Entries provided Block Start

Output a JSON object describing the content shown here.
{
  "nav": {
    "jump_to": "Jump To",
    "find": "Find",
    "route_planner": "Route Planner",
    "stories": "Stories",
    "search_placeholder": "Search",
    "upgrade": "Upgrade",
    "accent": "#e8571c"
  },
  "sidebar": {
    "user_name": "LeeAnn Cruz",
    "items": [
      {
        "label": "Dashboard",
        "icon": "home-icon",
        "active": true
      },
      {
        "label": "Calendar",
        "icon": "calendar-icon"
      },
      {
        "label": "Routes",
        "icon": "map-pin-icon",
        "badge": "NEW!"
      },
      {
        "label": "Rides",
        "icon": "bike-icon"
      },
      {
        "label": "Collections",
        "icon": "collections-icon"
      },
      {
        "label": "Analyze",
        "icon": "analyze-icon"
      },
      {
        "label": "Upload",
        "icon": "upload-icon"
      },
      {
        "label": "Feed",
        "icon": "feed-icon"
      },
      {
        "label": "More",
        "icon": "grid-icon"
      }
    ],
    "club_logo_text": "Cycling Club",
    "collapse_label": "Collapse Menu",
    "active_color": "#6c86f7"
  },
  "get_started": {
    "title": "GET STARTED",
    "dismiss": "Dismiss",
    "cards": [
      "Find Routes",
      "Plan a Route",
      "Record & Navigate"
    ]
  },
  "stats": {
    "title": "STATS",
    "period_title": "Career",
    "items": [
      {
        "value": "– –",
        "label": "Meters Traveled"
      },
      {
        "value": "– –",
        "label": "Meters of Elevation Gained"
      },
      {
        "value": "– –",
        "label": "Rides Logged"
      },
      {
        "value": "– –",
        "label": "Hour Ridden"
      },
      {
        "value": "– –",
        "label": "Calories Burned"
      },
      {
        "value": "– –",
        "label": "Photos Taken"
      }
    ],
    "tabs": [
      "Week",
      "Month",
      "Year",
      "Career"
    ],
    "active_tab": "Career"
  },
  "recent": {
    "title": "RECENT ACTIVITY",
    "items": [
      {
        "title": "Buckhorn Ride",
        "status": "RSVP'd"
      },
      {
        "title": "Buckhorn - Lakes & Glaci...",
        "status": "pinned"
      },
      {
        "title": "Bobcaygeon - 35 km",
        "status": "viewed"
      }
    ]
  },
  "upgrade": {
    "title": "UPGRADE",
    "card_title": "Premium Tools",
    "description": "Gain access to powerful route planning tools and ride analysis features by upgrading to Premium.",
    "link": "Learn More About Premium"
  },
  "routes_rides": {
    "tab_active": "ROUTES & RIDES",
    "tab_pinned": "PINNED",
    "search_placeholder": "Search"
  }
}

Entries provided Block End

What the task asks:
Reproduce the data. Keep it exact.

Result of the task:
Output a JSON object describing the content shown here.
{
  "nav": {
    "jump_to": "Jump To",
    "find": "Find",
    "route_planner": "Route Planner",
    "stories": "Stories",
    "search_placeholder": "Search",
    "upgrade": "Upgrade",
    "accent": "#e8571c"
  },
  "sidebar": {
    "user_name": "LeeAnn Cruz",
    "items": [
      {
        "label": "Dashboard",
        "icon": "home-icon",
        "active": true
      },
      {
        "label": "Calendar",
        "icon": "calendar-icon"
      },
      {
        "label": "Routes",
        "icon": "map-pin-icon",
        "badge": "NEW!"
      },
      {
        "label": "Rides",
        "icon": "bike-icon"
      },
      {
        "label": "Collections",
        "icon": "collections-icon"
      },
      {
        "label": "Analyze",
        "icon": "analyze-icon"
      },
      {
        "label": "Upload",
        "icon": "upload-icon"
      },
      {
        "label": "Feed",
        "icon": "feed-icon"
      },
      {
        "label": "More",
        "icon": "grid-icon"
      }
    ],
    "club_logo_text": "Cycling Club",
    "collapse_label": "Collapse Menu",
    "active_color": "#6c86f7"
  },
  "get_started": {
    "title": "GET STARTED",
    "dismiss": "Dismiss",
    "cards": [
      "Find Routes",
      "Plan a Route",
      "Record & Navigate"
    ]
  },
  "stats": {
    "title": "STATS",
    "period_title": "Career",
    "items": [
      {
        "value": "– –",
        "label": "Meters Traveled"
      },
      {
        "value": "– –",
        "label": "Meters of Elevation Gained"
      },
      {
        "value": "– –",
        "label": "Rides Logged"
      },
      {
        "value": "– –",
        "label": "Hour Ridden"
      },
      {
        "value": "– –",
        "label": "Calories Burned"
      },
      {
        "value": "– –",
        "label": "Photos Taken"
      }
    ],
    "tabs": [
      "Week",
      "Month",
      "Year",
      "Career"
    ],
    "active_tab": "Career"
  },
  "recent": {
    "title": "RECENT ACTIVITY",
    "items": [
      {
        "title": "Buckhorn Ride",
        "status": "RSVP'd"
      },
      {
        "title": "Buckhorn - Lakes & Glaci...",
        "status": "pinned"
      },
      {
        "title": "Bobcaygeon - 35 km",
        "status": "viewed"
      }
    ]
  },
  "upgrade": {
    "title": "UPGRADE",
    "card_title": "Premium Tools",
    "description": "Gain access to powerful route planning tools and ride analysis features by upgrading to Premium.",
    "link": "Learn More About Premium"
  },
  "routes_rides": {
    "tab_active": "ROUTES & RIDES",
    "tab_pinned": "PINNED",
    "search_placeholder": "Search"
  }
}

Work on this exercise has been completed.